According to Prof Rajan, “For Russia, it’s a mixed kind of feeling. It wanted the US to withdraw from Afghanistan, but it never expected the situation to be so volatile. Russia treats the Taliban as a terrorist organisation, but is also negotiating with them in the troika-plus format. The Russian embassy has also not been shut down in Kabul. It appears that Russians have gained the confidence of the Taliban in Kabul.”
“Russia is also using ‘the withdrawal of American forces’ in its propaganda against the US as an unreliable partner. Nikolai Patrushev, the secretary of Russia’s Security Council, ridiculed that “America’s friends in Ukraine could soon also be disappointed”. Many experts in Moscow see the region of Afghanistan as a post-American space. It is a kind of equaliser for them – reminiscent of the humiliating Soviet withdrawal of 1989. Russia, China and Pakistan are likely to gain influence in Afghanistan, while the US will stand to lose,” Prof Rajan opines.

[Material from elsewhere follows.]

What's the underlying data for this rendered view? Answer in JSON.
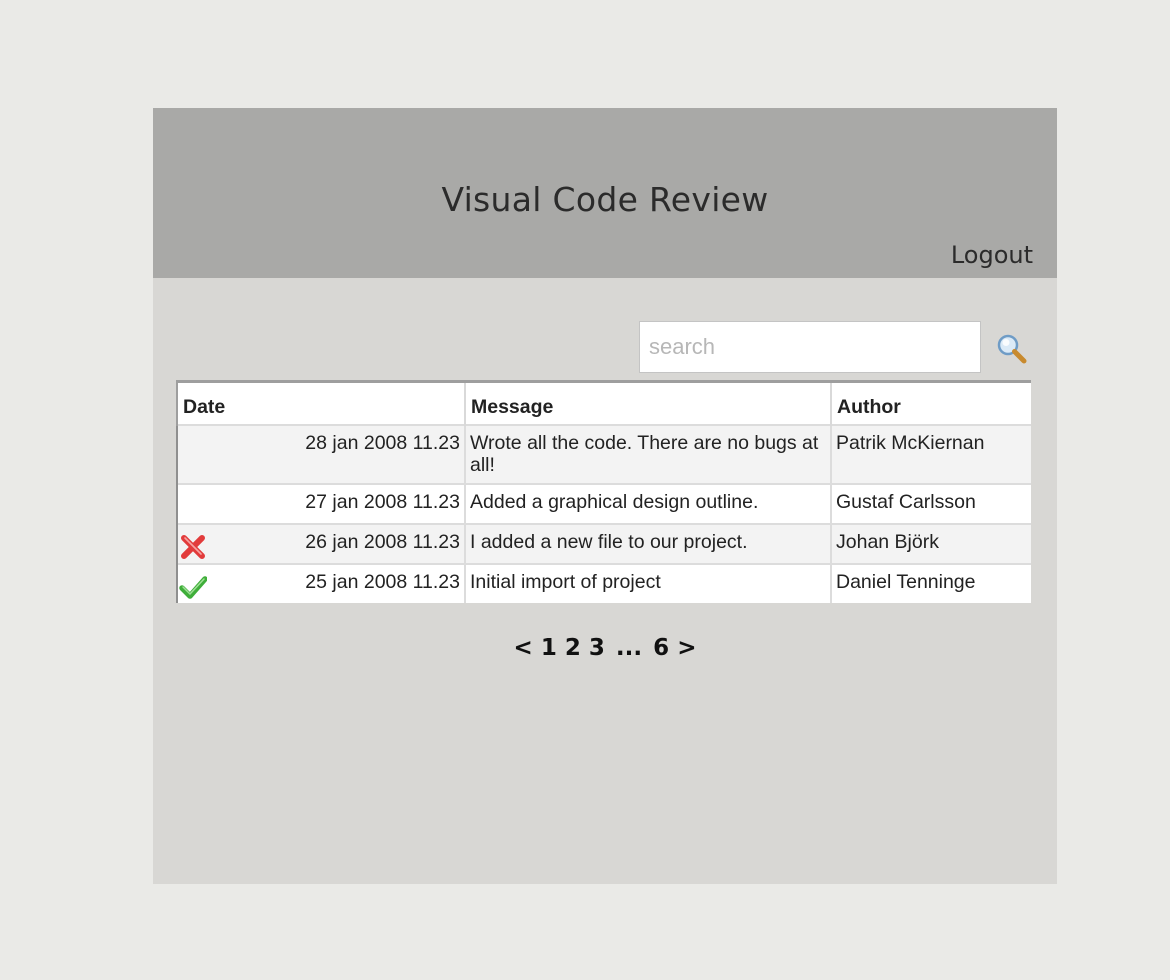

Expert View of a former Military Officer on Kabul Blasts
Says Maj Gen N Bhatia, “The new dimension of conflict has just unfolded in Afghanistan with twin blasts killing six dozen Afghans and one over a dozen elite US Special forces besides injuring over a hundred innocents just outside Kabul airport where most Afghans had gathered to flee their country in anticipation of retributions from a treacherous regime that captured power through the barrel of the gun a little over ten days back.”
“The conflict would open up so soon and with US troops still in control of Kabul airport would never have been anticipated by the USA. The blasts have been attributed to Islamic State Khorasan Province, who have also confirmed their role in initiating the explosions and admitting that their member Abdul Rahman al-Logari carried out “the martyrdom operation near Kabul Airport”. The Taliban were quick to condemn the blasts, putting them on the same page as the USA,” the Indian Army veteran says.
Islamic state has been instrumental in carrying out multiple attacks on minorities and their places of worship. Killing of almost one hundred Hazara children in a school attack and 27 Sikhs in a Gurudwara immediately after signing of agreement between USA and Taliban in 2020, claimed by ISIS (K) are just two reminders of their past violent legacy.
“As is widely known the USA and Taliban had cooperated with one another to take on ISIS in central Afghanistan during summer of 2019 The aggressive US operations against the ISIS were an outcome of tacit cooperation between the US and Taliban, wherein USA had provided the air support to Taliban’s ground offensive leading to killing of a about 300 cadres of ISIS fighters although a good number are believed to have escaped, due to being active cadres and with support from within Taliban. Neither USA nor Taliban openly admitted to this cooperation but this was to later manifest into the February 2020 “Agreement for Bringing Peace to Afghanistan”.
As part of the agreement US had extracted from Taliban an assurance that it would not allow Afghanistan territory to be used by any group or individual, including al-Qa’ida, forgetting that elements within Taliban, most prominently the Haqqani Network and its Pakistan based affiliates who had been nurtured and trained under guidance of Pakistan Army and ISI, formed the rank and file of ISIS(K).
According to Gen Bhatia, “The triggering of blasts in Kabul by ISIS is also a reminder of impending fissures within Taliban. A large number of its cadres would be keen to break away from Pakistan control and chalk out an independent course. But it is the Pakistan backed militant element comprising the bulk of the Haqqani network who by aligning with ISIS have a message for Taliban to toe their line so as to be in the driver’s seat in control of Afghanistan.”
In conclusion he says, “The attacks are just the beginning of a long and uncertain future with power play within the Taliban coming into the open. As usual, the dubious role of Pakistan is that it would need constant monitoring.”